Your dog may not always sit you down and tell you about the irregularities of their bowel movements. But for the times you notice something is askew in the pattern of your pooch’s poopies, there are a few options that can help you both, including a few home remedies. 🙂
1. Identify the red flags before assuming your pup is really having poop problems.
Some signs to look out for include dry, hard stools and straining to defecate. According to Dr. Karen Becker from Healthy Pets, if your dog spends several minutes hunched over only to produce nothing, or a small something, it’s safe to say he/she is constipated, especially if this continues for over a day.
2. Consult your vet to determine the true cause of constipation.
There are a number of reasons why your pup might be struggling, but for those of us who didn’t study veterinary medicine, it could be tough to tell. Experts can narrow it down to one or a few of these reasons: dehydration, lack of exercise, lack of fiber in the diet, intestinal obstructions, stress, or other inconveniences.
Your vet may prescribe a laxative agent, medication to help with large intestine contractile strength, a prescribed high-fiber diet, an enema, or simply more exercise.

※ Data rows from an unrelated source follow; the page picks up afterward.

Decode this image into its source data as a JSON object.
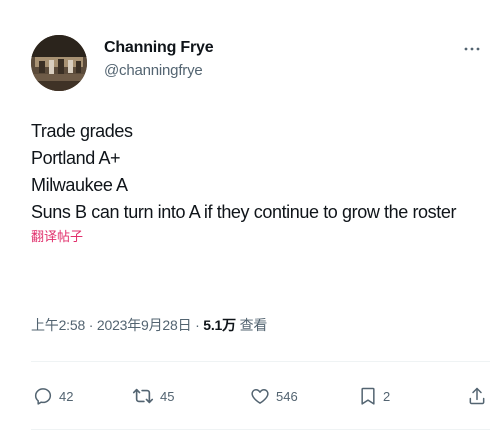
{
  "author": {
    "display_name": "Channing Frye",
    "handle": "@channingfrye"
  },
  "more_menu": {
    "icon": "more-horizontal-icon",
    "glyph": "···"
  },
  "tweet": {
    "lines": [
      "Trade grades",
      "Portland A+",
      "Milwaukee A",
      "Suns B can turn into A if they continue to grow the roster"
    ],
    "translate_label": "翻译帖子"
  },
  "meta": {
    "time": "上午2:58",
    "separator": " · ",
    "date": "2023年9月28日",
    "views_count": "5.1万",
    "views_label": " 查看"
  },
  "actions": {
    "reply": {
      "icon": "reply-icon",
      "count": "42"
    },
    "retweet": {
      "icon": "retweet-icon",
      "count": "45"
    },
    "like": {
      "icon": "heart-icon",
      "count": "546"
    },
    "bookmark": {
      "icon": "bookmark-icon",
      "count": "2"
    },
    "share": {
      "icon": "share-icon"
    }
  },
  "colors": {
    "text_primary": "#0f1419",
    "text_secondary": "#536471",
    "translate_link": "#e1306c",
    "divider": "#eff3f4"
  }
}
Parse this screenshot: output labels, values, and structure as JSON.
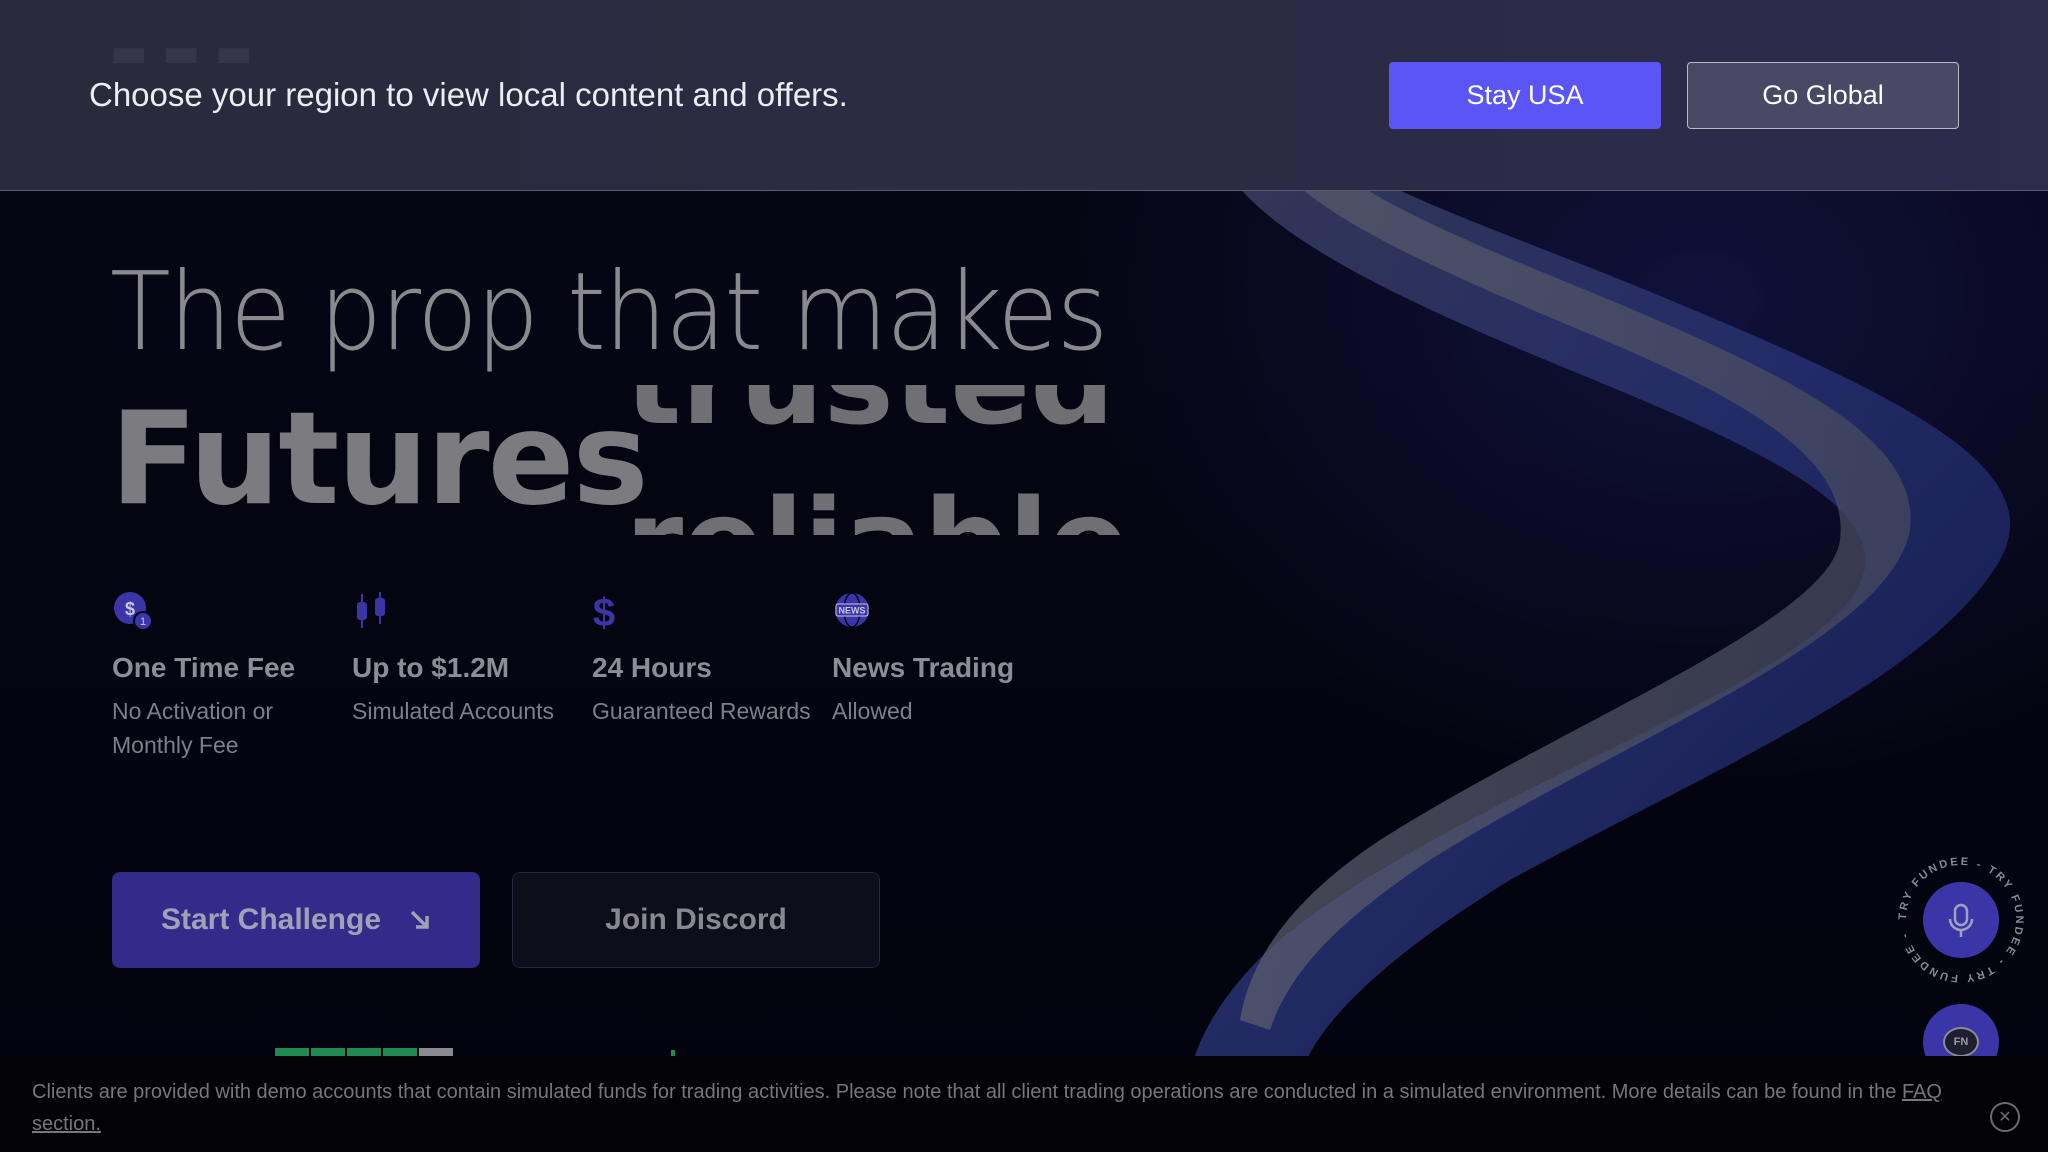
{
  "region_banner": {
    "message": "Choose your region to view local content and offers.",
    "stay_label": "Stay USA",
    "global_label": "Go Global",
    "stay_color": "#5b55f5"
  },
  "hero": {
    "line1": "The prop that makes",
    "highlight": "Futures",
    "rotating_words": [
      "trusted",
      "reliable"
    ]
  },
  "features": [
    {
      "icon": "coin-fee-icon",
      "title": "One Time Fee",
      "desc": "No Activation or Monthly Fee"
    },
    {
      "icon": "candlestick-icon",
      "title": "Up to $1.2M",
      "desc": "Simulated Accounts"
    },
    {
      "icon": "dollar-icon",
      "title": "24 Hours",
      "desc": "Guaranteed Rewards"
    },
    {
      "icon": "news-globe-icon",
      "title": "News Trading",
      "desc": "Allowed"
    }
  ],
  "cta": {
    "start_label": "Start Challenge",
    "discord_label": "Join Discord"
  },
  "widgets": {
    "voice_ring_text": "TRY FUNDEE - TRY FUNDEE - TRY FUNDEE - ",
    "chat_label": "FN"
  },
  "disclaimer": {
    "text": "Clients are provided with demo accounts that contain simulated funds for trading activities. Please note that all client trading operations are conducted in a simulated environment. More details can be found in the",
    "link_label": "FAQ section.",
    "close_icon": "close-icon"
  }
}
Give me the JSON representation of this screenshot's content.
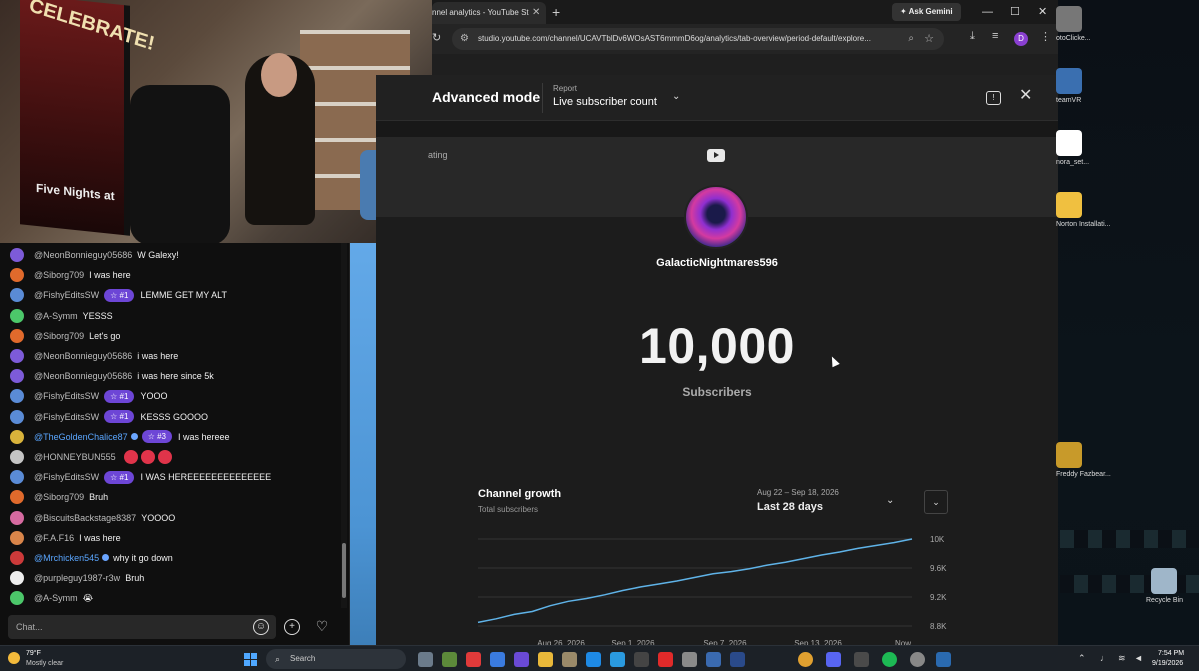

3. Consider these simple home remedies that could help ease your buddy’s tummy.
A. Canned Pumpkin – The pureed pumpkin in cans is safe for pups and helpful for adding a little extra fiber in their diet. Dr. Tony Buffington, DVM, says that vets often recommend canned pumpkin because of how soluble of a fiber content it has, since it’s 90% water. Recommended dosage: 1 teaspoon per 10 pounds of body weight, 1-2 times daily in food.
B. Bran – Including bran in your dog’s diet is another great way of adding extra fiber. Doctors Foster and Smith mention that fiber is present in almost every commercial dog food, but adding a little more could help with your dog’s overall colon health. Bran is the outer shell of the grain, and includes rice bran, oat bran, and wheat bran. The Dogington Post suggests soaking the bran in water so it’s easier for your pup to digest. Recommended dosage: Sprinkle some bran over the top of your dog’s food.
C. Organic Apple Cider Vinegar – A little bit of ACV goes a long way. Not only does it help with digestive health, ACV is known to help with the pH balance in your dog’s body, promoting a healthy coat, and preventing fleas. Since ACV balances the digestive enzymes in the intestines, both in humans and animals, it’s a great remedy for upset stomachs and constipation. Recommended dosage: 1/4 teaspoon per 10 pounds of body weight, 1-2 times twice a week in food or water.
D. Plenty of fresh water! – Being that dehydration is one of the main causes of constipation, you can never go wrong with keeping your pup extra hydrated. Use this tool to calculate how much water your dog needs, also note that this amount should increase when extra exercise and hot temperatures are added. You may not have the “drink!” command down yet, but you can do your part by making sure that there’s always fresh water available for your dog.
Don’t forget to always consult your veterinarian before making any changes to your dog’s diet. Happy pooping!